Tracking With Mink Clan, Bobcats Oh My!
Today we had quite the tracking adventure across the creek to an area of the land we have never visited before. Recently with the snow, following animal prints is so easy but without the white fluffy stuff I thought showing the boys the more invisible world of sign tracking would be fun. Animals leave sign of their activity wherever they go, creating trails from walking, feeding on plants, and leaving sign behind to attract mates.
The adventure started as many of ours do, as a challenge. I let everyone know that if they wanted to come with me they needed to be extremely quite and stealthy because I was taking them to the favorite resting spot of a female bobcat that has taken up residence here. We started down a well used deer trail and I pointed out many of their signs including scat, scent marking scrapes, beds and feeding sign. I find that the boys are always more engaged when I teach them through using my body to imitate the animal we are following. So instead of just pointing out feeding sign and telling them what it is, I pretend to nibble on the plant myself. Not only does this drop them deeper into our activity but keeps them from using human language. On their own the boys adopted using bird calls and whistles to gain the groups attention when they had found something interesting. This is exactly the kind of culture we try and foster here at Feet on the Earth.

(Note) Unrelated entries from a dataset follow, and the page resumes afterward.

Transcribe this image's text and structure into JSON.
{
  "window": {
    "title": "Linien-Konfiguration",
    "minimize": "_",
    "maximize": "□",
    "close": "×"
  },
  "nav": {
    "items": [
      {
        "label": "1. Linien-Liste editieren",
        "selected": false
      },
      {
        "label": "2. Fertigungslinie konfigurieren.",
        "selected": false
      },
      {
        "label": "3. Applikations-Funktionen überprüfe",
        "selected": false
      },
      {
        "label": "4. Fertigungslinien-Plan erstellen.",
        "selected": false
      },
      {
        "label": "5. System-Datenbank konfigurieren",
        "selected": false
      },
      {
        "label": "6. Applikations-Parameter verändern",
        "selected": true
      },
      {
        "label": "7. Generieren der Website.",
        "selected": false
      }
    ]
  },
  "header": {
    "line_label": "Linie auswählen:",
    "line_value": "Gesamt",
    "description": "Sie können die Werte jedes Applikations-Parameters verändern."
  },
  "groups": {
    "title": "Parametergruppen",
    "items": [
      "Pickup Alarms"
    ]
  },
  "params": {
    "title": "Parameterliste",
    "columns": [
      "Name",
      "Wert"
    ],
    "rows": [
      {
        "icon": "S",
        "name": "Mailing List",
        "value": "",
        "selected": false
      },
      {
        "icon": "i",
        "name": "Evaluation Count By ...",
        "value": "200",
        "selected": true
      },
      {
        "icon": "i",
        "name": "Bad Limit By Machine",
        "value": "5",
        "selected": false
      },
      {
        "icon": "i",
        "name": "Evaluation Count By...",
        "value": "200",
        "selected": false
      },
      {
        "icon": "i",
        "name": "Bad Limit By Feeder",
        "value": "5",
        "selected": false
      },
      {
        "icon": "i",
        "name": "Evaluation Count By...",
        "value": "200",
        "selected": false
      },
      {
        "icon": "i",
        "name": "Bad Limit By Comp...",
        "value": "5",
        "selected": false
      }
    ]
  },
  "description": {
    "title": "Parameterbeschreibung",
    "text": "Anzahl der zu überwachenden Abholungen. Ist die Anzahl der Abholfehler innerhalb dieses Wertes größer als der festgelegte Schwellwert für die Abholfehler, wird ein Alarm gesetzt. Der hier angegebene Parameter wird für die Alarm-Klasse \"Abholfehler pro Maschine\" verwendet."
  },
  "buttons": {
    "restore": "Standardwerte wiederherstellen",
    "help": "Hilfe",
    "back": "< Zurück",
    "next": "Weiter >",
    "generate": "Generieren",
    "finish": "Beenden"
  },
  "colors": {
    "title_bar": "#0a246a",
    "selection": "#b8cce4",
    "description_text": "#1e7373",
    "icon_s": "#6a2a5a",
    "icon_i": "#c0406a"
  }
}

After much side adventuring we finally made it within sight of the bobcats favorite sleepy spot. With the boys behind me we crept up in our best nature ninja form to recon the bed and see if she was there. From over a dozen yards back I could tell she wasn’t there but we snuck in regardless. Deer also frequent the bed which is under a prominent juniper, shielded from the wind making finding leftover hair a fun exercise. We ended up finding not only deer hair but hair from this shadow cat of the woods our elusive bobcat friend.